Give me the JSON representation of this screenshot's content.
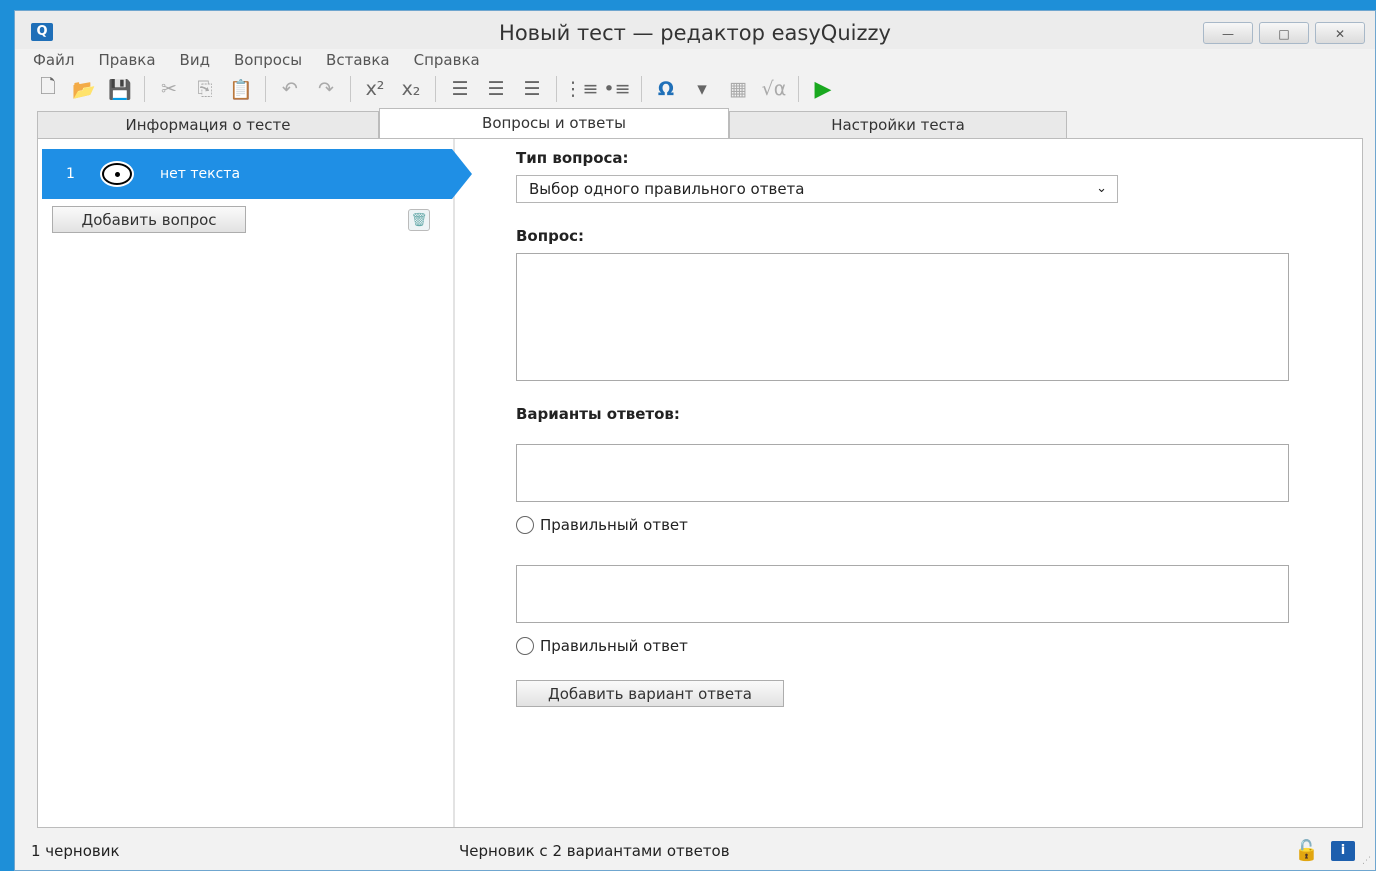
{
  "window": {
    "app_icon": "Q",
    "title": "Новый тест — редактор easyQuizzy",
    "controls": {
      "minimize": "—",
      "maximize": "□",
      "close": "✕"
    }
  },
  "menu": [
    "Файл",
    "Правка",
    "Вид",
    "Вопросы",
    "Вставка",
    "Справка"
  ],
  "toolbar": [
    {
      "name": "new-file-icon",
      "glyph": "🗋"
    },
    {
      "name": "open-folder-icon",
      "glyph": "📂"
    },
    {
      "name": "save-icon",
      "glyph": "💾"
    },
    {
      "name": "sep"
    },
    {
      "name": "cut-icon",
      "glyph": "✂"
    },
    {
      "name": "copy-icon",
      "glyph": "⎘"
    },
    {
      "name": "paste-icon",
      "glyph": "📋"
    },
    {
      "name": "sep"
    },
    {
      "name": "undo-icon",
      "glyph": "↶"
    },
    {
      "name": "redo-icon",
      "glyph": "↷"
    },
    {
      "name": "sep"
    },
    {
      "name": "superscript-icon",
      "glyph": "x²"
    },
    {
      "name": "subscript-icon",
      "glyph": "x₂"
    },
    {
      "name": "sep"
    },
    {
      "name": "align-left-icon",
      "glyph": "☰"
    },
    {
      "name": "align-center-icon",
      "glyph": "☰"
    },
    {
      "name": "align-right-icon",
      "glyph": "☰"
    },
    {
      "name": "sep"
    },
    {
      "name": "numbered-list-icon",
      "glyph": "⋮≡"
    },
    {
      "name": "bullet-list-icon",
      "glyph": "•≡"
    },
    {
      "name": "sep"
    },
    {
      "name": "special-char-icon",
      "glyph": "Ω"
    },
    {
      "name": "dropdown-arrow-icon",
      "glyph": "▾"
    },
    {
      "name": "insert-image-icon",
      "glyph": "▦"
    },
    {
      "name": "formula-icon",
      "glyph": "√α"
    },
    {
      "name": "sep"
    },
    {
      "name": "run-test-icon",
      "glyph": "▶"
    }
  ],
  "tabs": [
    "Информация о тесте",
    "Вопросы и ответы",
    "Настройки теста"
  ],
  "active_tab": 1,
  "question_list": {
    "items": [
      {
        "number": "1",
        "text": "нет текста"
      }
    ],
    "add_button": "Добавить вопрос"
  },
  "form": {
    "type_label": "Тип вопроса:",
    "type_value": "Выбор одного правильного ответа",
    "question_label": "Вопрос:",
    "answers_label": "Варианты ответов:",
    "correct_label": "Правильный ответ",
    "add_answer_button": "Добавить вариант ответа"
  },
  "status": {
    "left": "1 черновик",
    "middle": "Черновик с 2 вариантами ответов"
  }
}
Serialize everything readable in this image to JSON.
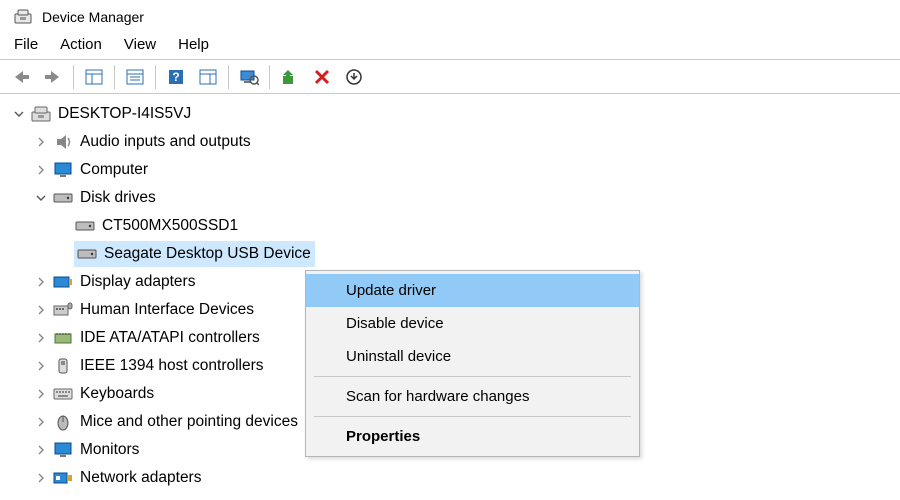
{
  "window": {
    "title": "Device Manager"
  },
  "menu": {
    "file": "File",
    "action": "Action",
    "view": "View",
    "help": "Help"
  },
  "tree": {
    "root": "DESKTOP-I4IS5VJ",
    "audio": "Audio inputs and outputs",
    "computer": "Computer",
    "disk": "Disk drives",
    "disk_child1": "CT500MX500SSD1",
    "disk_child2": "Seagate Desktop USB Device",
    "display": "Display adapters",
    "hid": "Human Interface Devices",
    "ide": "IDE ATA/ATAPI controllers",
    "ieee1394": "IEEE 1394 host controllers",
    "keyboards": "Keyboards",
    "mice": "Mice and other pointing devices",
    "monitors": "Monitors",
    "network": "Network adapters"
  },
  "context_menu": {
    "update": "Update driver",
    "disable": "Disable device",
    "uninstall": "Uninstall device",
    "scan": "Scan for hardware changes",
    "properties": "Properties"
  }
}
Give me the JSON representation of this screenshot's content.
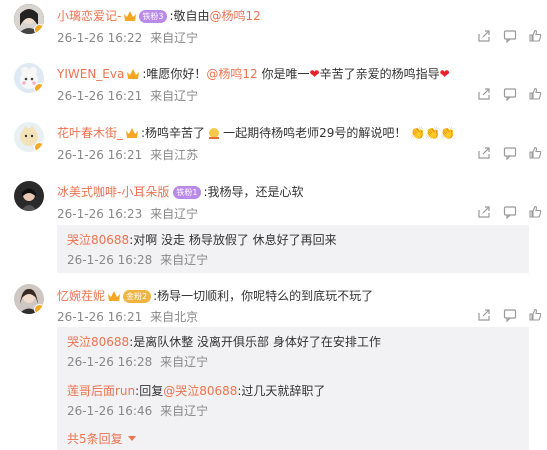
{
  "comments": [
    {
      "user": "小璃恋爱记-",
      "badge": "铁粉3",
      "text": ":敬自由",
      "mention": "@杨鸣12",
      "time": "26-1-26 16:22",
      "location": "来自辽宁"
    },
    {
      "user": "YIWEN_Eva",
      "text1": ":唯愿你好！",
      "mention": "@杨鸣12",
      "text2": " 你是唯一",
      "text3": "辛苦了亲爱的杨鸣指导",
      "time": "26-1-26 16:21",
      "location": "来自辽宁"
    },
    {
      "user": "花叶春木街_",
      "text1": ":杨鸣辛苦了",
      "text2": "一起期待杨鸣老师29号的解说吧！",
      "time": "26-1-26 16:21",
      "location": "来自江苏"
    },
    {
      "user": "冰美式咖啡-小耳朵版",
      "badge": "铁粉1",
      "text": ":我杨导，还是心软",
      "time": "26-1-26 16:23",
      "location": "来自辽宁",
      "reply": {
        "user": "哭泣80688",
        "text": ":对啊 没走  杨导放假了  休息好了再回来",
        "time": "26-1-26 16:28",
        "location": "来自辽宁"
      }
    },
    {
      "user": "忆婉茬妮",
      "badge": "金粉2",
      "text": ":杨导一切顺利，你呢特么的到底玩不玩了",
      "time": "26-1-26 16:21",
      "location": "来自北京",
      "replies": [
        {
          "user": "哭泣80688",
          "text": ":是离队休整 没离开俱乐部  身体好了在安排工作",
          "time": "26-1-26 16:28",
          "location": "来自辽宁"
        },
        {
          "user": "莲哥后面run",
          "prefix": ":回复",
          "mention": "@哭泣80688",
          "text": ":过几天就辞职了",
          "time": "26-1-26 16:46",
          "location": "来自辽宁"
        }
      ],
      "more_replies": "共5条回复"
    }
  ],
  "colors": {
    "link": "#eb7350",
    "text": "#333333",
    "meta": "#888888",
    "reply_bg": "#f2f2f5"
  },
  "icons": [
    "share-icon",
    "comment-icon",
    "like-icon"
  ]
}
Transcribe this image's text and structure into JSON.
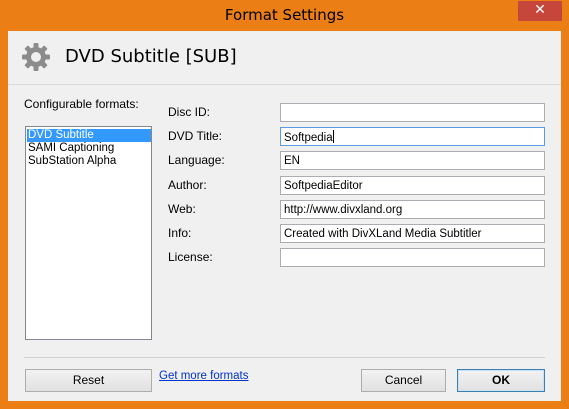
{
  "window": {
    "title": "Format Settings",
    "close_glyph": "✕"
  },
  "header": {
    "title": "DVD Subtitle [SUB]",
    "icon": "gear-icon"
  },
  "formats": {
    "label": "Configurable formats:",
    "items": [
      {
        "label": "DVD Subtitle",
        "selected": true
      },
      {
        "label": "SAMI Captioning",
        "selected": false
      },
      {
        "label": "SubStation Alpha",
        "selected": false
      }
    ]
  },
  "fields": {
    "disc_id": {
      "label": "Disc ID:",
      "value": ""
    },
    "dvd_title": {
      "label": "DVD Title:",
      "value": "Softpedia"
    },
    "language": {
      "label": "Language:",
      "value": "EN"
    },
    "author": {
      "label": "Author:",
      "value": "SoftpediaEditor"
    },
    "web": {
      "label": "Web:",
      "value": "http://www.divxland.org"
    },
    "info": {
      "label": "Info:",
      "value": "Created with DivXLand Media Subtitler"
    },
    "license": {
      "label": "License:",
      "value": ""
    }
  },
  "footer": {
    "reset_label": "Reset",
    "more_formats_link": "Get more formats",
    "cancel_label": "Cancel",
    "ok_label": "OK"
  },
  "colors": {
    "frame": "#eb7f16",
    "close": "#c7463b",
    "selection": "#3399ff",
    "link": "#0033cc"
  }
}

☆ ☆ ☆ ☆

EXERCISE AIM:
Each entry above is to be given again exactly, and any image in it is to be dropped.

ANSWER BELOW:
Give me the JSON representation of this screenshot's content.
{
  "window": {
    "app_icon": "Q",
    "title": "Новый тест — редактор easyQuizzy",
    "controls": {
      "minimize": "—",
      "maximize": "□",
      "close": "✕"
    }
  },
  "menu": [
    "Файл",
    "Правка",
    "Вид",
    "Вопросы",
    "Вставка",
    "Справка"
  ],
  "toolbar": [
    {
      "name": "new-file-icon",
      "glyph": "🗋"
    },
    {
      "name": "open-folder-icon",
      "glyph": "📂"
    },
    {
      "name": "save-icon",
      "glyph": "💾"
    },
    {
      "name": "sep"
    },
    {
      "name": "cut-icon",
      "glyph": "✂"
    },
    {
      "name": "copy-icon",
      "glyph": "⎘"
    },
    {
      "name": "paste-icon",
      "glyph": "📋"
    },
    {
      "name": "sep"
    },
    {
      "name": "undo-icon",
      "glyph": "↶"
    },
    {
      "name": "redo-icon",
      "glyph": "↷"
    },
    {
      "name": "sep"
    },
    {
      "name": "superscript-icon",
      "glyph": "x²"
    },
    {
      "name": "subscript-icon",
      "glyph": "x₂"
    },
    {
      "name": "sep"
    },
    {
      "name": "align-left-icon",
      "glyph": "☰"
    },
    {
      "name": "align-center-icon",
      "glyph": "☰"
    },
    {
      "name": "align-right-icon",
      "glyph": "☰"
    },
    {
      "name": "sep"
    },
    {
      "name": "numbered-list-icon",
      "glyph": "⋮≡"
    },
    {
      "name": "bullet-list-icon",
      "glyph": "•≡"
    },
    {
      "name": "sep"
    },
    {
      "name": "special-char-icon",
      "glyph": "Ω"
    },
    {
      "name": "dropdown-arrow-icon",
      "glyph": "▾"
    },
    {
      "name": "insert-image-icon",
      "glyph": "▦"
    },
    {
      "name": "formula-icon",
      "glyph": "√α"
    },
    {
      "name": "sep"
    },
    {
      "name": "run-test-icon",
      "glyph": "▶"
    }
  ],
  "tabs": [
    "Информация о тесте",
    "Вопросы и ответы",
    "Настройки теста"
  ],
  "active_tab": 1,
  "question_list": {
    "items": [
      {
        "number": "1",
        "text": "нет текста"
      }
    ],
    "add_button": "Добавить вопрос"
  },
  "form": {
    "type_label": "Тип вопроса:",
    "type_value": "Выбор одного правильного ответа",
    "question_label": "Вопрос:",
    "answers_label": "Варианты ответов:",
    "correct_label": "Правильный ответ",
    "add_answer_button": "Добавить вариант ответа"
  },
  "status": {
    "left": "1 черновик",
    "middle": "Черновик с 2 вариантами ответов"
  }
}
Serialize everything readable in this image to JSON.
{
  "window": {
    "title": "Device Manager"
  },
  "menu": {
    "file": "File",
    "action": "Action",
    "view": "View",
    "help": "Help"
  },
  "tree": {
    "root": "DESKTOP-I4IS5VJ",
    "audio": "Audio inputs and outputs",
    "computer": "Computer",
    "disk": "Disk drives",
    "disk_child1": "CT500MX500SSD1",
    "disk_child2": "Seagate Desktop USB Device",
    "display": "Display adapters",
    "hid": "Human Interface Devices",
    "ide": "IDE ATA/ATAPI controllers",
    "ieee1394": "IEEE 1394 host controllers",
    "keyboards": "Keyboards",
    "mice": "Mice and other pointing devices",
    "monitors": "Monitors",
    "network": "Network adapters"
  },
  "context_menu": {
    "update": "Update driver",
    "disable": "Disable device",
    "uninstall": "Uninstall device",
    "scan": "Scan for hardware changes",
    "properties": "Properties"
  }
}
Give me the JSON representation of this screenshot's content.
{
  "comments": [
    {
      "user": "小璃恋爱记-",
      "badge": "铁粉3",
      "text": ":敬自由",
      "mention": "@杨鸣12",
      "time": "26-1-26 16:22",
      "location": "来自辽宁"
    },
    {
      "user": "YIWEN_Eva",
      "text1": ":唯愿你好！",
      "mention": "@杨鸣12",
      "text2": " 你是唯一",
      "text3": "辛苦了亲爱的杨鸣指导",
      "time": "26-1-26 16:21",
      "location": "来自辽宁"
    },
    {
      "user": "花叶春木街_",
      "text1": ":杨鸣辛苦了",
      "text2": "一起期待杨鸣老师29号的解说吧！",
      "time": "26-1-26 16:21",
      "location": "来自江苏"
    },
    {
      "user": "冰美式咖啡-小耳朵版",
      "badge": "铁粉1",
      "text": ":我杨导，还是心软",
      "time": "26-1-26 16:23",
      "location": "来自辽宁",
      "reply": {
        "user": "哭泣80688",
        "text": ":对啊 没走  杨导放假了  休息好了再回来",
        "time": "26-1-26 16:28",
        "location": "来自辽宁"
      }
    },
    {
      "user": "忆婉茬妮",
      "badge": "金粉2",
      "text": ":杨导一切顺利，你呢特么的到底玩不玩了",
      "time": "26-1-26 16:21",
      "location": "来自北京",
      "replies": [
        {
          "user": "哭泣80688",
          "text": ":是离队休整 没离开俱乐部  身体好了在安排工作",
          "time": "26-1-26 16:28",
          "location": "来自辽宁"
        },
        {
          "user": "莲哥后面run",
          "prefix": ":回复",
          "mention": "@哭泣80688",
          "text": ":过几天就辞职了",
          "time": "26-1-26 16:46",
          "location": "来自辽宁"
        }
      ],
      "more_replies": "共5条回复"
    }
  ],
  "colors": {
    "link": "#eb7350",
    "text": "#333333",
    "meta": "#888888",
    "reply_bg": "#f2f2f5"
  },
  "icons": [
    "share-icon",
    "comment-icon",
    "like-icon"
  ]
}
Transcribe this image's text and structure into JSON.
{
  "window": {
    "title": "Format Settings",
    "close_glyph": "✕"
  },
  "header": {
    "title": "DVD Subtitle [SUB]",
    "icon": "gear-icon"
  },
  "formats": {
    "label": "Configurable formats:",
    "items": [
      {
        "label": "DVD Subtitle",
        "selected": true
      },
      {
        "label": "SAMI Captioning",
        "selected": false
      },
      {
        "label": "SubStation Alpha",
        "selected": false
      }
    ]
  },
  "fields": {
    "disc_id": {
      "label": "Disc ID:",
      "value": ""
    },
    "dvd_title": {
      "label": "DVD Title:",
      "value": "Softpedia"
    },
    "language": {
      "label": "Language:",
      "value": "EN"
    },
    "author": {
      "label": "Author:",
      "value": "SoftpediaEditor"
    },
    "web": {
      "label": "Web:",
      "value": "http://www.divxland.org"
    },
    "info": {
      "label": "Info:",
      "value": "Created with DivXLand Media Subtitler"
    },
    "license": {
      "label": "License:",
      "value": ""
    }
  },
  "footer": {
    "reset_label": "Reset",
    "more_formats_link": "Get more formats",
    "cancel_label": "Cancel",
    "ok_label": "OK"
  },
  "colors": {
    "frame": "#eb7f16",
    "close": "#c7463b",
    "selection": "#3399ff",
    "link": "#0033cc"
  }
}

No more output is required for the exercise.